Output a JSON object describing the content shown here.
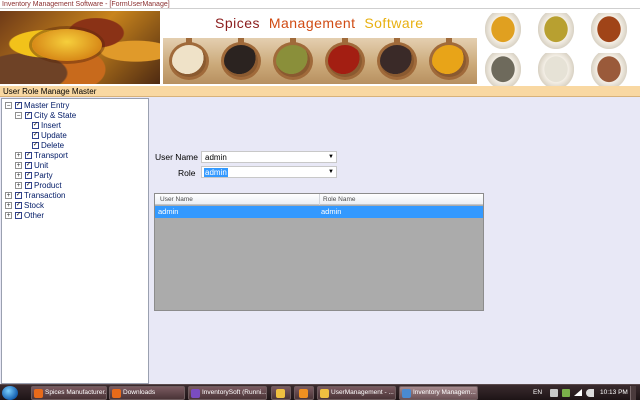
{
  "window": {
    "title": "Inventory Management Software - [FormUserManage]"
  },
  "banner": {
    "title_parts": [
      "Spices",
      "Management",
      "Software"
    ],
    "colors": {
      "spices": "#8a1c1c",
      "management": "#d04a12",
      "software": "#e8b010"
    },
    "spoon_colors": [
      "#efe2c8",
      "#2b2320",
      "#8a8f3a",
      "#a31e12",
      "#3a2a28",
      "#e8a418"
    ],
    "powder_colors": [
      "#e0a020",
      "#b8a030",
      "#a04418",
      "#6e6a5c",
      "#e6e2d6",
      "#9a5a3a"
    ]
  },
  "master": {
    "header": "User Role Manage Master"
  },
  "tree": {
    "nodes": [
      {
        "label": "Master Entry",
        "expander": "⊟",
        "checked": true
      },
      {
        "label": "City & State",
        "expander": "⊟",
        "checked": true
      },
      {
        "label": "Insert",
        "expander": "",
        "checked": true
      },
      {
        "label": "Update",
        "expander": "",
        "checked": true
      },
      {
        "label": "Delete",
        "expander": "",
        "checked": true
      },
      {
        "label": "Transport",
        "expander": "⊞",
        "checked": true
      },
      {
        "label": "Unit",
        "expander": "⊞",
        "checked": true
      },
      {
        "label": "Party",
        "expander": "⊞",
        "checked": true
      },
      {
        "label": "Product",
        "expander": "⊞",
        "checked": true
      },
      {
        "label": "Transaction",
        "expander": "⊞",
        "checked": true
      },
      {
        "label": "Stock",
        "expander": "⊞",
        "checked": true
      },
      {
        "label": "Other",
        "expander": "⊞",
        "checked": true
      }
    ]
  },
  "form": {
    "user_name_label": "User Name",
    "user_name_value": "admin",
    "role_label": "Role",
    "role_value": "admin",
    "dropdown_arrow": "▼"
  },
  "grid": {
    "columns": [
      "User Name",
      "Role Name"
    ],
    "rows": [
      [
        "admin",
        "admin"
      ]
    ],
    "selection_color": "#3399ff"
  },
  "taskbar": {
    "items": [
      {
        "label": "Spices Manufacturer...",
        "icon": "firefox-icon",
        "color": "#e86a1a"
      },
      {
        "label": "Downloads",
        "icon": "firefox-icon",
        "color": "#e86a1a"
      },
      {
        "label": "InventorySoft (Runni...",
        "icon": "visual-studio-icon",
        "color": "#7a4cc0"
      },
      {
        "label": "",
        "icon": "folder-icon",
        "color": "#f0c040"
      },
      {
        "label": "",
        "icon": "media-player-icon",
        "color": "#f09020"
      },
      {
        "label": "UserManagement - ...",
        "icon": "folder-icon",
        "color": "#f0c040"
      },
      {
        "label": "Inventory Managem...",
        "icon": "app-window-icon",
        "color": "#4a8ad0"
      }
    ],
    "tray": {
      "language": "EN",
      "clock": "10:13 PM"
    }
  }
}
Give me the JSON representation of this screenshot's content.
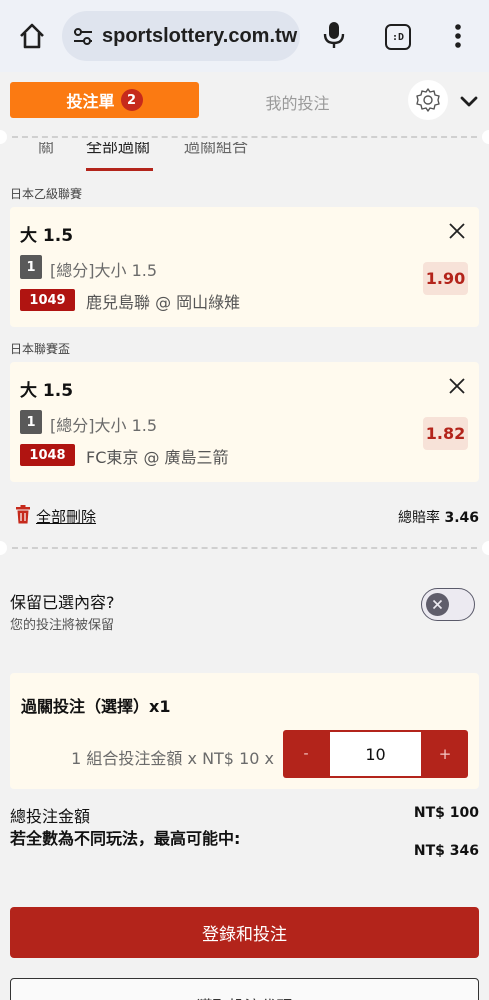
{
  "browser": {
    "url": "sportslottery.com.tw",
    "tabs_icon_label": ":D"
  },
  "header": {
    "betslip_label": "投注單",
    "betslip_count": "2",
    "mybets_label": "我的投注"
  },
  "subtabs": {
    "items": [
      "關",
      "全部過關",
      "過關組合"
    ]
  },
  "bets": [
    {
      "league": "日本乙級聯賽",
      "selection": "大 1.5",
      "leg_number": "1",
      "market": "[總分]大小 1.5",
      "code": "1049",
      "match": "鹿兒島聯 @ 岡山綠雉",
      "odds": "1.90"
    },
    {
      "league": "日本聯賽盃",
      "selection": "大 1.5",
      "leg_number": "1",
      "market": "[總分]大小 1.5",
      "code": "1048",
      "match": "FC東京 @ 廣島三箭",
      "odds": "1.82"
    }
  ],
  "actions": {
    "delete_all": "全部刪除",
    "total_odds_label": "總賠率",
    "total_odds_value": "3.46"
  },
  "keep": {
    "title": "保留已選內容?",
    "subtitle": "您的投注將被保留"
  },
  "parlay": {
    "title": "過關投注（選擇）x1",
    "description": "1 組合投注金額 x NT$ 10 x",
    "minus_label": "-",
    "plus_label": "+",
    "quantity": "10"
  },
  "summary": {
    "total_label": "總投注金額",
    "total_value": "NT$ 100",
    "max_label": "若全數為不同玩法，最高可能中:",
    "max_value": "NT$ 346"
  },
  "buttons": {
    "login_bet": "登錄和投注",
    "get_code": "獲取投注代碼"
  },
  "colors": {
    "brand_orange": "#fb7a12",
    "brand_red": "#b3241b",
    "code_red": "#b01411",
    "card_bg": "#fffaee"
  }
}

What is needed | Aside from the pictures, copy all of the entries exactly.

Result below |
Output a JSON object describing the content shown here.
{
  "window": {
    "title": "Inventory Management Software - [FormUserManage]"
  },
  "banner": {
    "title_parts": [
      "Spices",
      "Management",
      "Software"
    ],
    "colors": {
      "spices": "#8a1c1c",
      "management": "#d04a12",
      "software": "#e8b010"
    },
    "spoon_colors": [
      "#efe2c8",
      "#2b2320",
      "#8a8f3a",
      "#a31e12",
      "#3a2a28",
      "#e8a418"
    ],
    "powder_colors": [
      "#e0a020",
      "#b8a030",
      "#a04418",
      "#6e6a5c",
      "#e6e2d6",
      "#9a5a3a"
    ]
  },
  "master": {
    "header": "User Role Manage Master"
  },
  "tree": {
    "nodes": [
      {
        "label": "Master Entry",
        "expander": "⊟",
        "checked": true
      },
      {
        "label": "City & State",
        "expander": "⊟",
        "checked": true
      },
      {
        "label": "Insert",
        "expander": "",
        "checked": true
      },
      {
        "label": "Update",
        "expander": "",
        "checked": true
      },
      {
        "label": "Delete",
        "expander": "",
        "checked": true
      },
      {
        "label": "Transport",
        "expander": "⊞",
        "checked": true
      },
      {
        "label": "Unit",
        "expander": "⊞",
        "checked": true
      },
      {
        "label": "Party",
        "expander": "⊞",
        "checked": true
      },
      {
        "label": "Product",
        "expander": "⊞",
        "checked": true
      },
      {
        "label": "Transaction",
        "expander": "⊞",
        "checked": true
      },
      {
        "label": "Stock",
        "expander": "⊞",
        "checked": true
      },
      {
        "label": "Other",
        "expander": "⊞",
        "checked": true
      }
    ]
  },
  "form": {
    "user_name_label": "User Name",
    "user_name_value": "admin",
    "role_label": "Role",
    "role_value": "admin",
    "dropdown_arrow": "▼"
  },
  "grid": {
    "columns": [
      "User Name",
      "Role Name"
    ],
    "rows": [
      [
        "admin",
        "admin"
      ]
    ],
    "selection_color": "#3399ff"
  },
  "taskbar": {
    "items": [
      {
        "label": "Spices Manufacturer...",
        "icon": "firefox-icon",
        "color": "#e86a1a"
      },
      {
        "label": "Downloads",
        "icon": "firefox-icon",
        "color": "#e86a1a"
      },
      {
        "label": "InventorySoft (Runni...",
        "icon": "visual-studio-icon",
        "color": "#7a4cc0"
      },
      {
        "label": "",
        "icon": "folder-icon",
        "color": "#f0c040"
      },
      {
        "label": "",
        "icon": "media-player-icon",
        "color": "#f09020"
      },
      {
        "label": "UserManagement - ...",
        "icon": "folder-icon",
        "color": "#f0c040"
      },
      {
        "label": "Inventory Managem...",
        "icon": "app-window-icon",
        "color": "#4a8ad0"
      }
    ],
    "tray": {
      "language": "EN",
      "clock": "10:13 PM"
    }
  }
}
Give me the JSON representation of this screenshot's content.
{
  "browser": {
    "url": "sportslottery.com.tw",
    "tabs_icon_label": ":D"
  },
  "header": {
    "betslip_label": "投注單",
    "betslip_count": "2",
    "mybets_label": "我的投注"
  },
  "subtabs": {
    "items": [
      "關",
      "全部過關",
      "過關組合"
    ]
  },
  "bets": [
    {
      "league": "日本乙級聯賽",
      "selection": "大 1.5",
      "leg_number": "1",
      "market": "[總分]大小 1.5",
      "code": "1049",
      "match": "鹿兒島聯 @ 岡山綠雉",
      "odds": "1.90"
    },
    {
      "league": "日本聯賽盃",
      "selection": "大 1.5",
      "leg_number": "1",
      "market": "[總分]大小 1.5",
      "code": "1048",
      "match": "FC東京 @ 廣島三箭",
      "odds": "1.82"
    }
  ],
  "actions": {
    "delete_all": "全部刪除",
    "total_odds_label": "總賠率",
    "total_odds_value": "3.46"
  },
  "keep": {
    "title": "保留已選內容?",
    "subtitle": "您的投注將被保留"
  },
  "parlay": {
    "title": "過關投注（選擇）x1",
    "description": "1 組合投注金額 x NT$ 10 x",
    "minus_label": "-",
    "plus_label": "+",
    "quantity": "10"
  },
  "summary": {
    "total_label": "總投注金額",
    "total_value": "NT$ 100",
    "max_label": "若全數為不同玩法，最高可能中:",
    "max_value": "NT$ 346"
  },
  "buttons": {
    "login_bet": "登錄和投注",
    "get_code": "獲取投注代碼"
  },
  "colors": {
    "brand_orange": "#fb7a12",
    "brand_red": "#b3241b",
    "code_red": "#b01411",
    "card_bg": "#fffaee"
  }
}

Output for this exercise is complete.